• **What to work on**:
Would you return the records below character for character, without any images?

(Beginning of Records to use)

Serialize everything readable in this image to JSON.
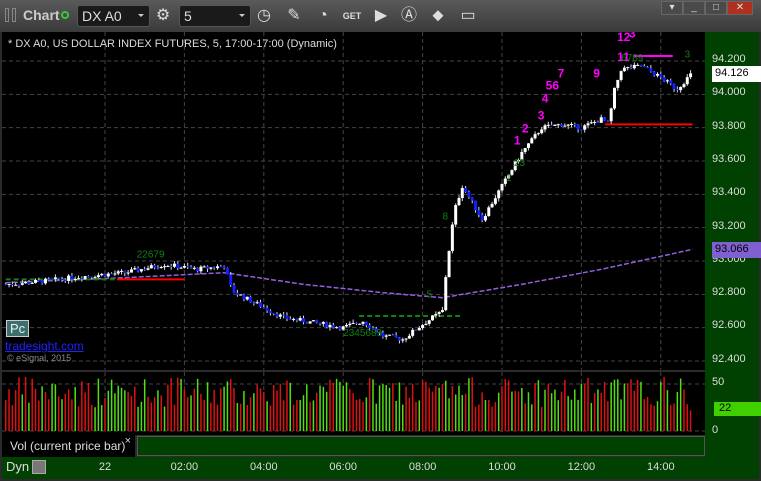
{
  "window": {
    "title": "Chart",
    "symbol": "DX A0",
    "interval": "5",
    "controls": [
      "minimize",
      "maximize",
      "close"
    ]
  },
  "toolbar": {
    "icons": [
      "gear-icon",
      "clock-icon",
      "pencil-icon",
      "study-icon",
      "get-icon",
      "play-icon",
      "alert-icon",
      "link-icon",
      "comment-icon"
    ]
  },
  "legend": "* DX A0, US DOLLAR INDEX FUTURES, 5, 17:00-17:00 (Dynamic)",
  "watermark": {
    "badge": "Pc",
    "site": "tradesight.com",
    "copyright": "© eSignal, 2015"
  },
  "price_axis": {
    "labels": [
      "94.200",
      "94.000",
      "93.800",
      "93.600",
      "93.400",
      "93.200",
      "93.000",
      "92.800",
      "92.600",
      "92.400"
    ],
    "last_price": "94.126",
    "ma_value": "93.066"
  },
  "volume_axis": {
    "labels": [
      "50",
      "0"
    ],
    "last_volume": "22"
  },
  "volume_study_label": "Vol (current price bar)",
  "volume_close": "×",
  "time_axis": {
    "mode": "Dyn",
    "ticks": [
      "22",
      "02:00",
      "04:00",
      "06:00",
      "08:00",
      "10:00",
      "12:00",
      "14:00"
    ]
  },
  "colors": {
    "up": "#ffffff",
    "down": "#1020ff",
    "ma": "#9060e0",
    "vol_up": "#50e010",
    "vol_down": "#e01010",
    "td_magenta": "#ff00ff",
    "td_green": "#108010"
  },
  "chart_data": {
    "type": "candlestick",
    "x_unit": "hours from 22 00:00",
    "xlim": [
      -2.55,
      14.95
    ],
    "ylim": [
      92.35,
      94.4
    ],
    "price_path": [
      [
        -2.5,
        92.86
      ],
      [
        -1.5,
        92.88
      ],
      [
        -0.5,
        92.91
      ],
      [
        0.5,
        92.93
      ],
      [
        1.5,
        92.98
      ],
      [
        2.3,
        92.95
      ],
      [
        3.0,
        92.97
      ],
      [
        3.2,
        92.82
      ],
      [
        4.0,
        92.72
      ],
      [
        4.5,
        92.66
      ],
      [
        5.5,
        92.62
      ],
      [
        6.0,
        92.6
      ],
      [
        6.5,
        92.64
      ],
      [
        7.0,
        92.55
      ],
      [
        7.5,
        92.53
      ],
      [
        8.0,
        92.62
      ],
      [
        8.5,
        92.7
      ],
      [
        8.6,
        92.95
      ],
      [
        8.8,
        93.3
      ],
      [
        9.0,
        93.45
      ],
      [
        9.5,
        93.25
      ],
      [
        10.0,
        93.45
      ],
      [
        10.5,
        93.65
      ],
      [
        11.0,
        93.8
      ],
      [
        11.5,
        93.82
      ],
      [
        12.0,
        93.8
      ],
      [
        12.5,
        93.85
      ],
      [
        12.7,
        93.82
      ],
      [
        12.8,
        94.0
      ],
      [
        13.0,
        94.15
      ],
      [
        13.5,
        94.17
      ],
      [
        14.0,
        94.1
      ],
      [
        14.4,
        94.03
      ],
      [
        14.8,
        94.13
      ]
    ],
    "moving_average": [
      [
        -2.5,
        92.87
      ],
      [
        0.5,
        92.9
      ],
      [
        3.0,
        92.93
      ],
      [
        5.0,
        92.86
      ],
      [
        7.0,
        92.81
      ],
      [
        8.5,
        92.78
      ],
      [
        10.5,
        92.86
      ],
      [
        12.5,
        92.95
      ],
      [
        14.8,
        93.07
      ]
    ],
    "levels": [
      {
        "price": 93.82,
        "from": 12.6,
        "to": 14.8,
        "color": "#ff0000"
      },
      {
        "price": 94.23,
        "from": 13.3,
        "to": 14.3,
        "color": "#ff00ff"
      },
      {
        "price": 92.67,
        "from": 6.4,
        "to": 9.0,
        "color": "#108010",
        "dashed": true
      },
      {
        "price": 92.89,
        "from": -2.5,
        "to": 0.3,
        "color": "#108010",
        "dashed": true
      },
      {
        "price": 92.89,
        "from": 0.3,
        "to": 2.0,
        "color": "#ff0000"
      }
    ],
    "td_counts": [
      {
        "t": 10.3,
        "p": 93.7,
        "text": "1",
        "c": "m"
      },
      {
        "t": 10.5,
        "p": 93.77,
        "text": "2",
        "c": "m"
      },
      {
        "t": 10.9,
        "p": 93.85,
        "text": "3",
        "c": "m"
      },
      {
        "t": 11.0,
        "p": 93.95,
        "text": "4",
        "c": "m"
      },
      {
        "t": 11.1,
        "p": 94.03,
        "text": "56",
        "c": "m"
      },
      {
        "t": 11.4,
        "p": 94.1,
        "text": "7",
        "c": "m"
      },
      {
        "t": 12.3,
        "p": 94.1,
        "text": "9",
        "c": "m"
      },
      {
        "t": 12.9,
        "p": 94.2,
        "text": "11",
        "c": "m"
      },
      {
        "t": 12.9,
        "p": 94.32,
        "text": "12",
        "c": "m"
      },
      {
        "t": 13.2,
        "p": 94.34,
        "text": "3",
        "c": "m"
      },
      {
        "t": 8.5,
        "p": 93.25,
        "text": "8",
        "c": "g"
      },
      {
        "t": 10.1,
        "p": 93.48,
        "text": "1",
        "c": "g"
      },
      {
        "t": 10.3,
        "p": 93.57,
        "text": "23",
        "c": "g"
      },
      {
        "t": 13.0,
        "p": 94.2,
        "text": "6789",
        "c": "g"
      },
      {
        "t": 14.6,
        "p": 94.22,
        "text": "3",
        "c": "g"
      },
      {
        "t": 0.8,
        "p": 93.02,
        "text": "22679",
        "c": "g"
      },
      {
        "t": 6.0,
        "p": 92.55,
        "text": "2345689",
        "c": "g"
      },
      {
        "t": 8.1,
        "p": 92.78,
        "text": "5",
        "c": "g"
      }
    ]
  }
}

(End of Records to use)

• **Your response**:
Serialize everything readable in this image to JSON.
{
  "window": {
    "title": "Chart",
    "symbol": "DX A0",
    "interval": "5",
    "controls": [
      "minimize",
      "maximize",
      "close"
    ]
  },
  "toolbar": {
    "icons": [
      "gear-icon",
      "clock-icon",
      "pencil-icon",
      "study-icon",
      "get-icon",
      "play-icon",
      "alert-icon",
      "link-icon",
      "comment-icon"
    ]
  },
  "legend": "* DX A0, US DOLLAR INDEX FUTURES, 5, 17:00-17:00 (Dynamic)",
  "watermark": {
    "badge": "Pc",
    "site": "tradesight.com",
    "copyright": "© eSignal, 2015"
  },
  "price_axis": {
    "labels": [
      "94.200",
      "94.000",
      "93.800",
      "93.600",
      "93.400",
      "93.200",
      "93.000",
      "92.800",
      "92.600",
      "92.400"
    ],
    "last_price": "94.126",
    "ma_value": "93.066"
  },
  "volume_axis": {
    "labels": [
      "50",
      "0"
    ],
    "last_volume": "22"
  },
  "volume_study_label": "Vol (current price bar)",
  "volume_close": "×",
  "time_axis": {
    "mode": "Dyn",
    "ticks": [
      "22",
      "02:00",
      "04:00",
      "06:00",
      "08:00",
      "10:00",
      "12:00",
      "14:00"
    ]
  },
  "colors": {
    "up": "#ffffff",
    "down": "#1020ff",
    "ma": "#9060e0",
    "vol_up": "#50e010",
    "vol_down": "#e01010",
    "td_magenta": "#ff00ff",
    "td_green": "#108010"
  },
  "chart_data": {
    "type": "candlestick",
    "x_unit": "hours from 22 00:00",
    "xlim": [
      -2.55,
      14.95
    ],
    "ylim": [
      92.35,
      94.4
    ],
    "price_path": [
      [
        -2.5,
        92.86
      ],
      [
        -1.5,
        92.88
      ],
      [
        -0.5,
        92.91
      ],
      [
        0.5,
        92.93
      ],
      [
        1.5,
        92.98
      ],
      [
        2.3,
        92.95
      ],
      [
        3.0,
        92.97
      ],
      [
        3.2,
        92.82
      ],
      [
        4.0,
        92.72
      ],
      [
        4.5,
        92.66
      ],
      [
        5.5,
        92.62
      ],
      [
        6.0,
        92.6
      ],
      [
        6.5,
        92.64
      ],
      [
        7.0,
        92.55
      ],
      [
        7.5,
        92.53
      ],
      [
        8.0,
        92.62
      ],
      [
        8.5,
        92.7
      ],
      [
        8.6,
        92.95
      ],
      [
        8.8,
        93.3
      ],
      [
        9.0,
        93.45
      ],
      [
        9.5,
        93.25
      ],
      [
        10.0,
        93.45
      ],
      [
        10.5,
        93.65
      ],
      [
        11.0,
        93.8
      ],
      [
        11.5,
        93.82
      ],
      [
        12.0,
        93.8
      ],
      [
        12.5,
        93.85
      ],
      [
        12.7,
        93.82
      ],
      [
        12.8,
        94.0
      ],
      [
        13.0,
        94.15
      ],
      [
        13.5,
        94.17
      ],
      [
        14.0,
        94.1
      ],
      [
        14.4,
        94.03
      ],
      [
        14.8,
        94.13
      ]
    ],
    "moving_average": [
      [
        -2.5,
        92.87
      ],
      [
        0.5,
        92.9
      ],
      [
        3.0,
        92.93
      ],
      [
        5.0,
        92.86
      ],
      [
        7.0,
        92.81
      ],
      [
        8.5,
        92.78
      ],
      [
        10.5,
        92.86
      ],
      [
        12.5,
        92.95
      ],
      [
        14.8,
        93.07
      ]
    ],
    "levels": [
      {
        "price": 93.82,
        "from": 12.6,
        "to": 14.8,
        "color": "#ff0000"
      },
      {
        "price": 94.23,
        "from": 13.3,
        "to": 14.3,
        "color": "#ff00ff"
      },
      {
        "price": 92.67,
        "from": 6.4,
        "to": 9.0,
        "color": "#108010",
        "dashed": true
      },
      {
        "price": 92.89,
        "from": -2.5,
        "to": 0.3,
        "color": "#108010",
        "dashed": true
      },
      {
        "price": 92.89,
        "from": 0.3,
        "to": 2.0,
        "color": "#ff0000"
      }
    ],
    "td_counts": [
      {
        "t": 10.3,
        "p": 93.7,
        "text": "1",
        "c": "m"
      },
      {
        "t": 10.5,
        "p": 93.77,
        "text": "2",
        "c": "m"
      },
      {
        "t": 10.9,
        "p": 93.85,
        "text": "3",
        "c": "m"
      },
      {
        "t": 11.0,
        "p": 93.95,
        "text": "4",
        "c": "m"
      },
      {
        "t": 11.1,
        "p": 94.03,
        "text": "56",
        "c": "m"
      },
      {
        "t": 11.4,
        "p": 94.1,
        "text": "7",
        "c": "m"
      },
      {
        "t": 12.3,
        "p": 94.1,
        "text": "9",
        "c": "m"
      },
      {
        "t": 12.9,
        "p": 94.2,
        "text": "11",
        "c": "m"
      },
      {
        "t": 12.9,
        "p": 94.32,
        "text": "12",
        "c": "m"
      },
      {
        "t": 13.2,
        "p": 94.34,
        "text": "3",
        "c": "m"
      },
      {
        "t": 8.5,
        "p": 93.25,
        "text": "8",
        "c": "g"
      },
      {
        "t": 10.1,
        "p": 93.48,
        "text": "1",
        "c": "g"
      },
      {
        "t": 10.3,
        "p": 93.57,
        "text": "23",
        "c": "g"
      },
      {
        "t": 13.0,
        "p": 94.2,
        "text": "6789",
        "c": "g"
      },
      {
        "t": 14.6,
        "p": 94.22,
        "text": "3",
        "c": "g"
      },
      {
        "t": 0.8,
        "p": 93.02,
        "text": "22679",
        "c": "g"
      },
      {
        "t": 6.0,
        "p": 92.55,
        "text": "2345689",
        "c": "g"
      },
      {
        "t": 8.1,
        "p": 92.78,
        "text": "5",
        "c": "g"
      }
    ]
  }
}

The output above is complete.